6. In his sixth enumeration of error, Martin argues that his counsel at trial was not effective. Martin claims he was denied a fair trial because his appointed trial counsel failed to make several motions or objections at critical points in the trial.
There is no indication from the record before us that the issue of ineffective assistance of counsel was ever raised in the trial court. Claims relating to the effectiveness of trial counsel must be raised at the earliest practicable moment. See Ponder v. State, 260 Ga. 840 (400 SE2d 922) (1991)
; Battle v. State, 195 Ga. App. 542 (6) (394 SE2d 788) (1990)
. "[O]ur Supreme Court, through a series of cases, has fashioned a procedure whereby the appellate court, in deciding whether it should remand the case, should look to whether the issue of ineffectiveness was raised at the earliest practicable moment." (Punctuation and citations omitted.) Weems v. State, 196 Ga. App. 429
, 430 (3) (395 SE2d 863
Here, appellate counsel had ample opportunity to raise this issue before the trial court. Over 15 months elapsed between the appointment of appellate counsel and the hearing on the motion for new trial during which appellate counsel could have raised this argument. Having failed to do so, appellant is barred from asserting this argument here. Compare Wallace v. State, 199 Ga. App. 817 (406 SE2d 140) (1991)
, and In the Interest of G. G. L., 199 Ga. App. 357 (405 SE2d 100) (1991)
7. Finally, appellant asserts that the trial court erred in failing to grant a new trial. This enumeration is without merit.

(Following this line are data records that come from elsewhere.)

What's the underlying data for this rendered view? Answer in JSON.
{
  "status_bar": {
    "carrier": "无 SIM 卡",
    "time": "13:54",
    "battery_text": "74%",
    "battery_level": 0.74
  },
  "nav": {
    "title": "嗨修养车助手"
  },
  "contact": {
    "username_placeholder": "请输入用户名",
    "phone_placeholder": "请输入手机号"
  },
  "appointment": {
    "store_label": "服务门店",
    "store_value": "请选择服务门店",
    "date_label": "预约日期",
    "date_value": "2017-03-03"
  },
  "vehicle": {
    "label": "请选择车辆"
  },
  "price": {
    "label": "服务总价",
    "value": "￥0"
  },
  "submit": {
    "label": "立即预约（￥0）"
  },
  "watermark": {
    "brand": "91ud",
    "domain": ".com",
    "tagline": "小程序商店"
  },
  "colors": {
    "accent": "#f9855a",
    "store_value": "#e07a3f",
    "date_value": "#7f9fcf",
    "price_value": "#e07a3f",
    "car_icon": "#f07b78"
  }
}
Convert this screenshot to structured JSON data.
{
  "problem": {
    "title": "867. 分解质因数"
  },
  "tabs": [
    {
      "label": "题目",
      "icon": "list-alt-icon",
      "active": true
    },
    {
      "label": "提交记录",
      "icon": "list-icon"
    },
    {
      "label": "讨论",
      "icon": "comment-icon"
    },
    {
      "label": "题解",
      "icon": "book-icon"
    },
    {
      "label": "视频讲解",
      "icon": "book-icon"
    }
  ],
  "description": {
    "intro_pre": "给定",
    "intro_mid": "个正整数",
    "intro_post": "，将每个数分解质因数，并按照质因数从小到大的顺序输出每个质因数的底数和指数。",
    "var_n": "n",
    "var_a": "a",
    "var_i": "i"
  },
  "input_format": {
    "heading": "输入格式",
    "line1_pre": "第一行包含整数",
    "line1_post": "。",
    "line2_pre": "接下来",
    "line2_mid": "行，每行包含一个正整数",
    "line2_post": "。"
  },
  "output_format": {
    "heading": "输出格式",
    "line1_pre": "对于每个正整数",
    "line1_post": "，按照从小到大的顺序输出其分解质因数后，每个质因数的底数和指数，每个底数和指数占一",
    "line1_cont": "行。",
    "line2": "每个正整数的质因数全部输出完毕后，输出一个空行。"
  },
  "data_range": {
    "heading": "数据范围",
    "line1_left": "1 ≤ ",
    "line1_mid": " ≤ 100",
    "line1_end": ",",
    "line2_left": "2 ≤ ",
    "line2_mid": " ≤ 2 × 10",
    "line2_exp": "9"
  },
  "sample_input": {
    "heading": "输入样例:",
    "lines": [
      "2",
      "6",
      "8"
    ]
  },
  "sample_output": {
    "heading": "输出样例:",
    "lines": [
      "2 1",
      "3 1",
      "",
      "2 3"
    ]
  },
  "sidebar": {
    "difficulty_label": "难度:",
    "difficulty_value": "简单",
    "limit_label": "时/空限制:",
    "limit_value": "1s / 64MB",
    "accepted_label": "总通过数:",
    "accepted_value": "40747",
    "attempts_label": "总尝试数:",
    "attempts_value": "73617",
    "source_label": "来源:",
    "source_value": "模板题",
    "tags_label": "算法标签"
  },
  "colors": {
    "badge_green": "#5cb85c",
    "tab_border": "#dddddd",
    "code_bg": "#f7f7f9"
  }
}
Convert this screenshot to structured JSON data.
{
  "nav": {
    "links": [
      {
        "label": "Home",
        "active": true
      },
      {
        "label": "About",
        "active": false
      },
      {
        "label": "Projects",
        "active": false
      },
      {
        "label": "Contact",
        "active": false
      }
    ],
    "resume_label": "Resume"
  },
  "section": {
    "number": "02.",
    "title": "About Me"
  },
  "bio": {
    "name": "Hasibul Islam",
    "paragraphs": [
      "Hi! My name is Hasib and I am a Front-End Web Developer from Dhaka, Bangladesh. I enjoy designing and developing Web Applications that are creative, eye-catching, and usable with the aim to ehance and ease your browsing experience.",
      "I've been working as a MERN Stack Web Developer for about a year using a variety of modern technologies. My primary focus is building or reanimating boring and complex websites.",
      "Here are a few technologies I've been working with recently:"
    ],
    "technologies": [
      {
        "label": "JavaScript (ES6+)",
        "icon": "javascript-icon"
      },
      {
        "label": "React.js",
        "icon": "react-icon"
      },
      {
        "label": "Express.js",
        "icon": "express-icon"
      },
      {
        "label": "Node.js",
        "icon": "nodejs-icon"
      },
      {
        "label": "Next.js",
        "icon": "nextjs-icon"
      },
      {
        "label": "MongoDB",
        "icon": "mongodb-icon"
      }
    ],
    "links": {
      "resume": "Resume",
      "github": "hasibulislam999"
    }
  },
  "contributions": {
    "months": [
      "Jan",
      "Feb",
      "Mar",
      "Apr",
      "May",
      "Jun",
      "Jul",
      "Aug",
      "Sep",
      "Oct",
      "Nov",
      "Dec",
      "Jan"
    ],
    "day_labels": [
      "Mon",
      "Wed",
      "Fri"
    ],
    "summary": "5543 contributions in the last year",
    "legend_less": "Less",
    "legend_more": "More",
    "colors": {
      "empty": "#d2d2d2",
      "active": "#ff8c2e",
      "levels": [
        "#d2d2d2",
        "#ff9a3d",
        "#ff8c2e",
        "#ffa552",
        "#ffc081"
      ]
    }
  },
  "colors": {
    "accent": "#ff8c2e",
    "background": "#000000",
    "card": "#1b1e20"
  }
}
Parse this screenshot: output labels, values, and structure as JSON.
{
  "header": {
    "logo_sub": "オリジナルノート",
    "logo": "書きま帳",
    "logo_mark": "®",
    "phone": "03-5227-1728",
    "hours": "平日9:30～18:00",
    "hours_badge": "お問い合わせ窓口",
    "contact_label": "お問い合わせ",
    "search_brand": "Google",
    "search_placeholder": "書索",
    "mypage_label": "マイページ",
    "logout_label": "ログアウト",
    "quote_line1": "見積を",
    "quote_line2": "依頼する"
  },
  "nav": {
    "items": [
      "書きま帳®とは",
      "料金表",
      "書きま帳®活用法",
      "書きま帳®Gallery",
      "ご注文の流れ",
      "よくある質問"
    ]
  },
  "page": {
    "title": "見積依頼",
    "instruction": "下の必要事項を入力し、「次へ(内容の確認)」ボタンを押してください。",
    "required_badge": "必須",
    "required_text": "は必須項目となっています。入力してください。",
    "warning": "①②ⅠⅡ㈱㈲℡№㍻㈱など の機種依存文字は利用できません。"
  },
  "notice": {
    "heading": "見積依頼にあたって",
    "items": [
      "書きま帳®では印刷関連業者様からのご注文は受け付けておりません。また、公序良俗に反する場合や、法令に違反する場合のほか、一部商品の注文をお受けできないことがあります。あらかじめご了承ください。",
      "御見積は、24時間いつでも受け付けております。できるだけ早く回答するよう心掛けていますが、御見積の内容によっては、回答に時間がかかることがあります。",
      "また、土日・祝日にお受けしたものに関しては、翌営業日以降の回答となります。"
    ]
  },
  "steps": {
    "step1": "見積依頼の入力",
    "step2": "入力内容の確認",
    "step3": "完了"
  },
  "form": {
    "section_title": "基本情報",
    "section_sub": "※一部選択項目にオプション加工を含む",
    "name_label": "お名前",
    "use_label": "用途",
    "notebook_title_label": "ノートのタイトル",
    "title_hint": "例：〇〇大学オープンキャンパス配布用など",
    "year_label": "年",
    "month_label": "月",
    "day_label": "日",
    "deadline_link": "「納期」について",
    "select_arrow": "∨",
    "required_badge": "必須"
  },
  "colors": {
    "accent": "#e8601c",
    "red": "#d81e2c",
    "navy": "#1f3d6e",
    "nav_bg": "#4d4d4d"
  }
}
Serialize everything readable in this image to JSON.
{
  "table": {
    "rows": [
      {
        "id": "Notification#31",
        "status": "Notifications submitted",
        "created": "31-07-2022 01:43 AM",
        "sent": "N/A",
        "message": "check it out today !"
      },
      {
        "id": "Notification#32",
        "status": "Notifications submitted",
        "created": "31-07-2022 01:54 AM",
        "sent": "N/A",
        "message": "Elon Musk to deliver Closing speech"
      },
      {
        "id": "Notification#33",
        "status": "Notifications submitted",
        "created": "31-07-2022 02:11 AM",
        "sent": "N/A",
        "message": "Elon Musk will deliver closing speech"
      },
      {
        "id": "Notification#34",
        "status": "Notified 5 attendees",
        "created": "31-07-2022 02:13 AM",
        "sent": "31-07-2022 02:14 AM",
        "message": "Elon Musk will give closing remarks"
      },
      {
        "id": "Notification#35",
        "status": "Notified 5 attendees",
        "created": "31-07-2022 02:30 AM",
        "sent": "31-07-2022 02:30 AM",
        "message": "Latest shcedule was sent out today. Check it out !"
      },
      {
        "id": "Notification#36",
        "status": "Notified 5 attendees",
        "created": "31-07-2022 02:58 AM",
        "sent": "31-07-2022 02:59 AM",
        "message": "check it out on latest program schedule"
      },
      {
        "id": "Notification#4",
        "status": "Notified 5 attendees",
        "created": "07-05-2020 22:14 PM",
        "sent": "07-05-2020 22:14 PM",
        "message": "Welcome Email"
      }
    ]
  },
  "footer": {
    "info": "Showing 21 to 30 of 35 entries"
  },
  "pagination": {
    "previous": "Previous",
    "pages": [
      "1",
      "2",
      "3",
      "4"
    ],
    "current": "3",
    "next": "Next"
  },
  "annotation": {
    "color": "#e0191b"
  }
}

Harry N. Gordon, District Attorney, Gerald W. Brown, Assistant District Attorney, for appellee.